Linda and Jackie aren’t just sisters, they are also the best of friends, and like all friends they talk all the time, giving each other advice and listening to the other’s problems. As sisters, there is five years between then, however they are separated by a different gap, one that is 6,000 miles wide.
Linda lives in Weston-Super-Mare in the UK with her parents and younger brother, while Jackie is in Nairobi, Kenya, with her two small children, a girl aged five and a boy who is just 18 months.
Both are students – 20-year-old Linda has just finished a course at college in travel and tourism. Jackie is at university studying community development and social work, and ultimately wants to work with people in deprived communities.
“I was born and raised in Kenya. I came here mostly for studies,” says Linda. “My dad was here before, and then my mum, then they decided to bring us.” It took her some time to adjust to her new life. “The first words were like wow… It was quite cold. That was in January … literally just so cold, very different from Kenya,” she says.
Jackie stayed in Nairobi. She lives in a small rented room during the week, while her aunt looks after her children in the family home. Weekends, she takes a matatu back to see them.
“My babies come first. There’s no way I could leave when they were still young and I was still in school,” she says. “I don’t see my family that often, maybe after two years, three years, that’s when I get to see them. I miss my parents because they’re the most supportive people
I’ve ever met. They’ve been there through thick and thin, they’ve seen me go through the crazies in life and they never given up on me. They’ve loved me and really taken care of me until this point.”
“Being apart from my family isn’t an easy thing to withstand.” Despite missing her family terribly, Jackie knows it’s how it has to be. “I have two people who keep my busy, who make me feel at peace, my children.”
The distance is hard for Linda too. “The thing I miss most about Kenya … I will say food, food is quite different. Adventures, of course, I used to go during holidays, we go to my grandmother’s side, my mother’s side and my father’s side, and friends obviously, I miss my friends most.

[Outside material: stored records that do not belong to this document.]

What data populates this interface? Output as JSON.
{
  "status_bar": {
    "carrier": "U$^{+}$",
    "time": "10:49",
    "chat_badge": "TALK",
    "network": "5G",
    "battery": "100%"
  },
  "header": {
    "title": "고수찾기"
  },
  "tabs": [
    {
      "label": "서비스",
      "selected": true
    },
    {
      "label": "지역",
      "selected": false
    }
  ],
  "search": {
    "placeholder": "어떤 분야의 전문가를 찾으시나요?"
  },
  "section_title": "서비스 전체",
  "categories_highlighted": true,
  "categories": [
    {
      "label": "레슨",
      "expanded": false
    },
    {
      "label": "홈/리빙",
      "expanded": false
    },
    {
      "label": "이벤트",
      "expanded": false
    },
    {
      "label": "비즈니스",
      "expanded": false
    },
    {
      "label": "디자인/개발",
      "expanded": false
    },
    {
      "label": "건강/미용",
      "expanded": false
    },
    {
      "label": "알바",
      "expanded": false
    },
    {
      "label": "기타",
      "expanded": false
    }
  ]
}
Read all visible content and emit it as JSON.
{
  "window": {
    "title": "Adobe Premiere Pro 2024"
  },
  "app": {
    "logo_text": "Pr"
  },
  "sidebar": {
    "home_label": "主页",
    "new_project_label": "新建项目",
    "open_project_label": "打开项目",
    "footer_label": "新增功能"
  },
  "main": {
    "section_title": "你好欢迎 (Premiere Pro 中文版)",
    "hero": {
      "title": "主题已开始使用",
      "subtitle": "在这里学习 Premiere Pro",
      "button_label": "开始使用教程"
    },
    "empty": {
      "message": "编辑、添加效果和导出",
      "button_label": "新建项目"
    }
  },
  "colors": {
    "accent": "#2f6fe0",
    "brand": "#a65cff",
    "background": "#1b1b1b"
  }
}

Through it all the sisters have stayed close. “She is my big sister, she is very protective, she is almost like my second mum in a way,” says Linda. “It was quite nice, as in we do so many things together: shopping, camping on Sunday, I miss that…”
Jackie also misses her sister. “She’s … a very hard working person, loving, very mature and understanding. She’s been there for me, even though we’re miles and miles apart from each other. She helps me out a lot financially at times. I love her for who she is.”
The sisters stay in touch on their mobiles, chatting over Skype, WhatsApp and through text messages.
Most importantly, the move to the UK means Linda and her parents can look after Jackie financially back in Kenya. She knows she’s in safe hands. “If they didn’t leave, we wouldn’t be where we are right now. The support they’re giving me is amazing,” says Jackie. “The money I get from my parents and from my sister, I basically maintain myself in school. I can do some shopping. I can also pay my rent.”
The money goes instantly to Jackie’s MPesa mobile money account, so she can pay bills, rent and school fees directly from her mobile phone. “My family are the ones who introduced me to WorldRemit. They started sending money. You get your cash immediately. You get your confirmation messages immediately,” says Jackie.
Her family has given Jackie a future. “My mum and dad have done their part, I’m educated now. The next level is for me to work hard in every way I can and be able to save up and manage to take care of my babies,” she says. Like so many families around the world, the sacrifices they’ve made have been worth it.
“You don’t choose, you don’t just wake up in the morning, like, I’m going to be away from my family,” says Linda. “Life happens and you are forced to make decisions. Hard ones for that matter.”